§ **DIRECTIONS FOR THIS TASK**: Top to bottom, give the entries again exactly as written.

§ **RECORD EXCERPTS**:
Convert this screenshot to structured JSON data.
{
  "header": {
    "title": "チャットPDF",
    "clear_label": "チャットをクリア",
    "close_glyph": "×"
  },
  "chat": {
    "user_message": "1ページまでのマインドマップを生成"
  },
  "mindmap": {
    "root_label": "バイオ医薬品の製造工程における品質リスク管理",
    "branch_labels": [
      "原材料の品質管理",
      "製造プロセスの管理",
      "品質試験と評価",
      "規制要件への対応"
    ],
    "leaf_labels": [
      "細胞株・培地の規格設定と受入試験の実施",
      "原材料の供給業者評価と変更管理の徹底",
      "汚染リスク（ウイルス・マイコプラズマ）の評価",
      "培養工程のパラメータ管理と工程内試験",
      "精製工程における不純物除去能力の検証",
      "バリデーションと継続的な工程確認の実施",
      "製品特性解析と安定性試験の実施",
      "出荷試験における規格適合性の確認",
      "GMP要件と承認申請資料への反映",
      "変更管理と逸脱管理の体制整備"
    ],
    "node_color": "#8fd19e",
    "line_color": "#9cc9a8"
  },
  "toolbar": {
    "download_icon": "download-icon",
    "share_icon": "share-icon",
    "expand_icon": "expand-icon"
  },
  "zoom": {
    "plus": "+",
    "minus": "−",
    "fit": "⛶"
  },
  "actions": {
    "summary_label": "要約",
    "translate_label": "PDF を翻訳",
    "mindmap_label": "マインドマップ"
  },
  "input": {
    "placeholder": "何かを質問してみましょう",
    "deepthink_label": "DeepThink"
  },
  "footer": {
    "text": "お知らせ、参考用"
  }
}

§ **RESPONSE TO THIS TASK**:
Convert this screenshot to structured JSON data.
{
  "header": {
    "title": "チャットPDF",
    "clear_label": "チャットをクリア",
    "close_glyph": "×"
  },
  "chat": {
    "user_message": "1ページまでのマインドマップを生成"
  },
  "mindmap": {
    "root_label": "バイオ医薬品の製造工程における品質リスク管理",
    "branch_labels": [
      "原材料の品質管理",
      "製造プロセスの管理",
      "品質試験と評価",
      "規制要件への対応"
    ],
    "leaf_labels": [
      "細胞株・培地の規格設定と受入試験の実施",
      "原材料の供給業者評価と変更管理の徹底",
      "汚染リスク（ウイルス・マイコプラズマ）の評価",
      "培養工程のパラメータ管理と工程内試験",
      "精製工程における不純物除去能力の検証",
      "バリデーションと継続的な工程確認の実施",
      "製品特性解析と安定性試験の実施",
      "出荷試験における規格適合性の確認",
      "GMP要件と承認申請資料への反映",
      "変更管理と逸脱管理の体制整備"
    ],
    "node_color": "#8fd19e",
    "line_color": "#9cc9a8"
  },
  "toolbar": {
    "download_icon": "download-icon",
    "share_icon": "share-icon",
    "expand_icon": "expand-icon"
  },
  "zoom": {
    "plus": "+",
    "minus": "−",
    "fit": "⛶"
  },
  "actions": {
    "summary_label": "要約",
    "translate_label": "PDF を翻訳",
    "mindmap_label": "マインドマップ"
  },
  "input": {
    "placeholder": "何かを質問してみましょう",
    "deepthink_label": "DeepThink"
  },
  "footer": {
    "text": "お知らせ、参考用"
  }
}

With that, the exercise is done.